**Exercise brief**
The expected output is the full set of entries, printed exactly, without pictures.

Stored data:

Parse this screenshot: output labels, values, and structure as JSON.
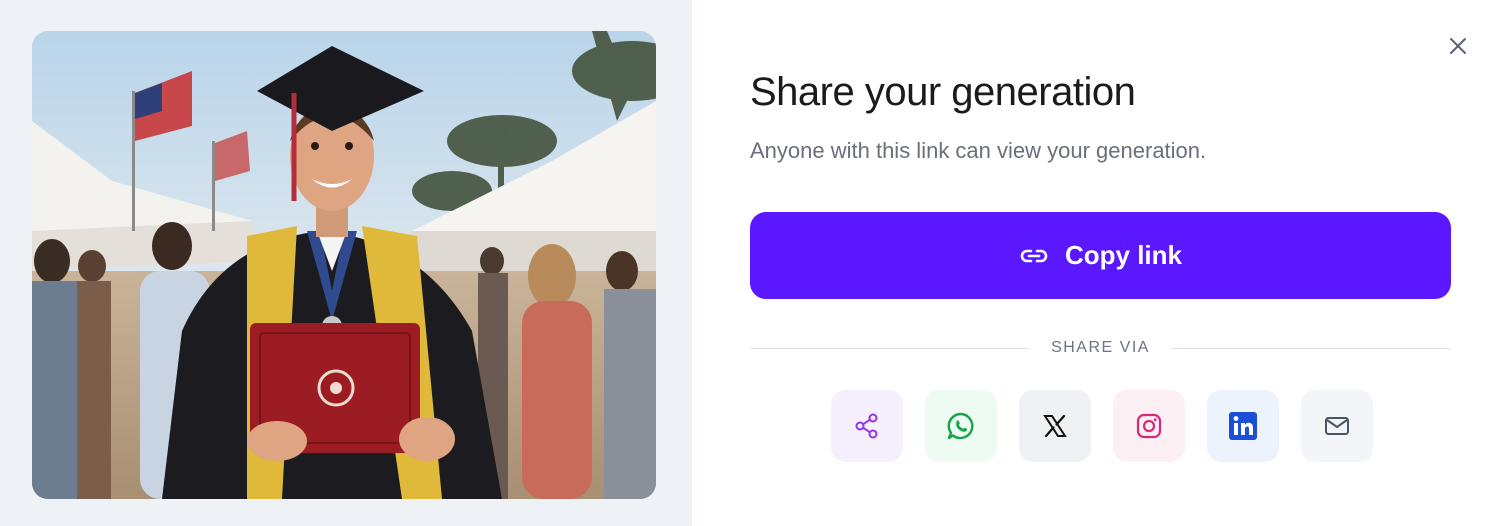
{
  "modal": {
    "title": "Share your generation",
    "subtitle": "Anyone with this link can view your generation.",
    "copy_label": "Copy link",
    "share_via_label": "SHARE VIA"
  },
  "share_options": [
    {
      "name": "share",
      "icon": "share-icon",
      "bg": "#f6f0fe",
      "fg": "#9333ea"
    },
    {
      "name": "whatsapp",
      "icon": "whatsapp-icon",
      "bg": "#eefbf2",
      "fg": "#16a34a"
    },
    {
      "name": "x",
      "icon": "x-icon",
      "bg": "#f0f1f4",
      "fg": "#111111"
    },
    {
      "name": "instagram",
      "icon": "instagram-icon",
      "bg": "#fdf0f5",
      "fg": "#db2777"
    },
    {
      "name": "linkedin",
      "icon": "linkedin-icon",
      "bg": "#edf3fd",
      "fg": "#1d4ed8"
    },
    {
      "name": "email",
      "icon": "mail-icon",
      "bg": "#f4f5f8",
      "fg": "#4b5563"
    }
  ],
  "colors": {
    "accent": "#5b17ff",
    "left_pane_bg": "#eef2f7",
    "title": "#1a1a1f",
    "muted": "#6b6f7a"
  },
  "image": {
    "subject": "graduate-photo"
  }
}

**Solution below**
Parse this screenshot: output labels, values, and structure as JSON.
{
  "modal": {
    "title": "Share your generation",
    "subtitle": "Anyone with this link can view your generation.",
    "copy_label": "Copy link",
    "share_via_label": "SHARE VIA"
  },
  "share_options": [
    {
      "name": "share",
      "icon": "share-icon",
      "bg": "#f6f0fe",
      "fg": "#9333ea"
    },
    {
      "name": "whatsapp",
      "icon": "whatsapp-icon",
      "bg": "#eefbf2",
      "fg": "#16a34a"
    },
    {
      "name": "x",
      "icon": "x-icon",
      "bg": "#f0f1f4",
      "fg": "#111111"
    },
    {
      "name": "instagram",
      "icon": "instagram-icon",
      "bg": "#fdf0f5",
      "fg": "#db2777"
    },
    {
      "name": "linkedin",
      "icon": "linkedin-icon",
      "bg": "#edf3fd",
      "fg": "#1d4ed8"
    },
    {
      "name": "email",
      "icon": "mail-icon",
      "bg": "#f4f5f8",
      "fg": "#4b5563"
    }
  ],
  "colors": {
    "accent": "#5b17ff",
    "left_pane_bg": "#eef2f7",
    "title": "#1a1a1f",
    "muted": "#6b6f7a"
  },
  "image": {
    "subject": "graduate-photo"
  }
}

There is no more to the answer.